I'm sorry that you're going to be raised by a mother who is obsessed with beauty and somehow fitting into a narrow notion of it she could never achieve, and so does not recognize her own innate beauty, and will probably never recognize yours, unless you're lucky enough to be stick thin and blonde.
I'm sorry that you're being born into a family whose racial attitudes are reminiscent of the Deep South of the 1950s rather than 2013, and so when you grow up you will be completely unprepared for life in the mid 21st century, and will find yourself unfit for life in any metropolitan area, where you will be rejected for valuing your own skin color over other hues.
I'm sorry that you're being born into a family who believe your genitalia should determine not just what you wear and what you like to do, but how you should think and what you should be when you grow up, which is subservient to and dependent upon men.

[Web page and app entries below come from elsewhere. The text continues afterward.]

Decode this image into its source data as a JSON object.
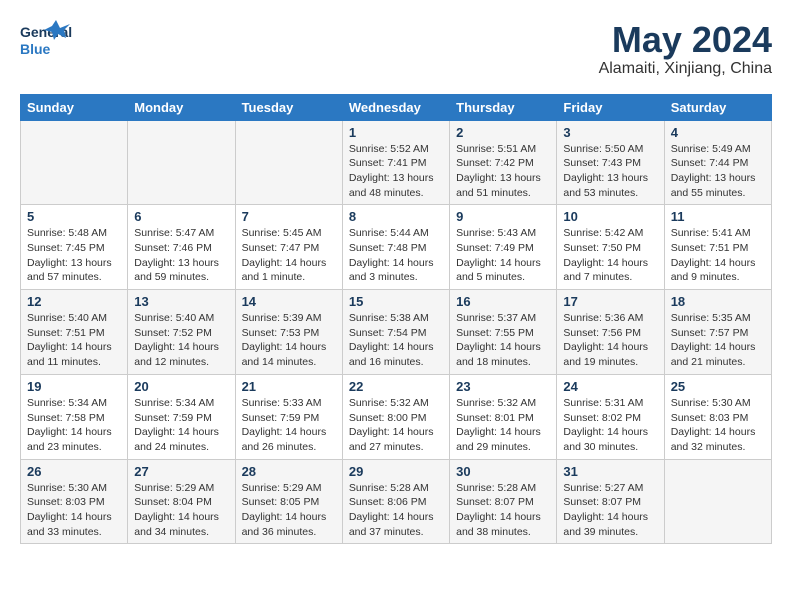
{
  "logo": {
    "line1": "General",
    "line2": "Blue"
  },
  "title": "May 2024",
  "subtitle": "Alamaiti, Xinjiang, China",
  "weekdays": [
    "Sunday",
    "Monday",
    "Tuesday",
    "Wednesday",
    "Thursday",
    "Friday",
    "Saturday"
  ],
  "weeks": [
    [
      null,
      null,
      null,
      {
        "day": 1,
        "sunrise": "5:52 AM",
        "sunset": "7:41 PM",
        "daylight": "13 hours and 48 minutes."
      },
      {
        "day": 2,
        "sunrise": "5:51 AM",
        "sunset": "7:42 PM",
        "daylight": "13 hours and 51 minutes."
      },
      {
        "day": 3,
        "sunrise": "5:50 AM",
        "sunset": "7:43 PM",
        "daylight": "13 hours and 53 minutes."
      },
      {
        "day": 4,
        "sunrise": "5:49 AM",
        "sunset": "7:44 PM",
        "daylight": "13 hours and 55 minutes."
      }
    ],
    [
      {
        "day": 5,
        "sunrise": "5:48 AM",
        "sunset": "7:45 PM",
        "daylight": "13 hours and 57 minutes."
      },
      {
        "day": 6,
        "sunrise": "5:47 AM",
        "sunset": "7:46 PM",
        "daylight": "13 hours and 59 minutes."
      },
      {
        "day": 7,
        "sunrise": "5:45 AM",
        "sunset": "7:47 PM",
        "daylight": "14 hours and 1 minute."
      },
      {
        "day": 8,
        "sunrise": "5:44 AM",
        "sunset": "7:48 PM",
        "daylight": "14 hours and 3 minutes."
      },
      {
        "day": 9,
        "sunrise": "5:43 AM",
        "sunset": "7:49 PM",
        "daylight": "14 hours and 5 minutes."
      },
      {
        "day": 10,
        "sunrise": "5:42 AM",
        "sunset": "7:50 PM",
        "daylight": "14 hours and 7 minutes."
      },
      {
        "day": 11,
        "sunrise": "5:41 AM",
        "sunset": "7:51 PM",
        "daylight": "14 hours and 9 minutes."
      }
    ],
    [
      {
        "day": 12,
        "sunrise": "5:40 AM",
        "sunset": "7:51 PM",
        "daylight": "14 hours and 11 minutes."
      },
      {
        "day": 13,
        "sunrise": "5:40 AM",
        "sunset": "7:52 PM",
        "daylight": "14 hours and 12 minutes."
      },
      {
        "day": 14,
        "sunrise": "5:39 AM",
        "sunset": "7:53 PM",
        "daylight": "14 hours and 14 minutes."
      },
      {
        "day": 15,
        "sunrise": "5:38 AM",
        "sunset": "7:54 PM",
        "daylight": "14 hours and 16 minutes."
      },
      {
        "day": 16,
        "sunrise": "5:37 AM",
        "sunset": "7:55 PM",
        "daylight": "14 hours and 18 minutes."
      },
      {
        "day": 17,
        "sunrise": "5:36 AM",
        "sunset": "7:56 PM",
        "daylight": "14 hours and 19 minutes."
      },
      {
        "day": 18,
        "sunrise": "5:35 AM",
        "sunset": "7:57 PM",
        "daylight": "14 hours and 21 minutes."
      }
    ],
    [
      {
        "day": 19,
        "sunrise": "5:34 AM",
        "sunset": "7:58 PM",
        "daylight": "14 hours and 23 minutes."
      },
      {
        "day": 20,
        "sunrise": "5:34 AM",
        "sunset": "7:59 PM",
        "daylight": "14 hours and 24 minutes."
      },
      {
        "day": 21,
        "sunrise": "5:33 AM",
        "sunset": "7:59 PM",
        "daylight": "14 hours and 26 minutes."
      },
      {
        "day": 22,
        "sunrise": "5:32 AM",
        "sunset": "8:00 PM",
        "daylight": "14 hours and 27 minutes."
      },
      {
        "day": 23,
        "sunrise": "5:32 AM",
        "sunset": "8:01 PM",
        "daylight": "14 hours and 29 minutes."
      },
      {
        "day": 24,
        "sunrise": "5:31 AM",
        "sunset": "8:02 PM",
        "daylight": "14 hours and 30 minutes."
      },
      {
        "day": 25,
        "sunrise": "5:30 AM",
        "sunset": "8:03 PM",
        "daylight": "14 hours and 32 minutes."
      }
    ],
    [
      {
        "day": 26,
        "sunrise": "5:30 AM",
        "sunset": "8:03 PM",
        "daylight": "14 hours and 33 minutes."
      },
      {
        "day": 27,
        "sunrise": "5:29 AM",
        "sunset": "8:04 PM",
        "daylight": "14 hours and 34 minutes."
      },
      {
        "day": 28,
        "sunrise": "5:29 AM",
        "sunset": "8:05 PM",
        "daylight": "14 hours and 36 minutes."
      },
      {
        "day": 29,
        "sunrise": "5:28 AM",
        "sunset": "8:06 PM",
        "daylight": "14 hours and 37 minutes."
      },
      {
        "day": 30,
        "sunrise": "5:28 AM",
        "sunset": "8:07 PM",
        "daylight": "14 hours and 38 minutes."
      },
      {
        "day": 31,
        "sunrise": "5:27 AM",
        "sunset": "8:07 PM",
        "daylight": "14 hours and 39 minutes."
      },
      null
    ]
  ],
  "labels": {
    "sunrise": "Sunrise:",
    "sunset": "Sunset:",
    "daylight": "Daylight:"
  }
}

I'm sorry that if you grow up somehow unscathed, or minimally scathed, by these backwards and dangerous attitudes, and have the gall to make your own way in the world and define success and happiness on your own terms, you will be rejected by the people whose approval you ache for. I've seen it happen to other people, and it's nasty, but I'll be there for you if it does.
I'm sorry that I won't be able to mitigate any of this. I would like to be a calm place for you to hide when you are a child. I would like to be an example of another way of living, much as I make a poor example in some ways. I would like to be one of those people giving your mother one of her endless breaks, so you can get that baby time of being held and hearing a heartbeat. But I can't parent all the kids in the world, and I've never been close enough to your mother (nevermind that I love her deeply) to begin to place myself in that space, and I am sorriest of all for that. The good news is, I'm not infallible, and babies change people. Maybe you'll get lucky and I'll be wrong about all of the above. Your mom does have a good heart, after all. I wouldn't send off anything handmade otherwise.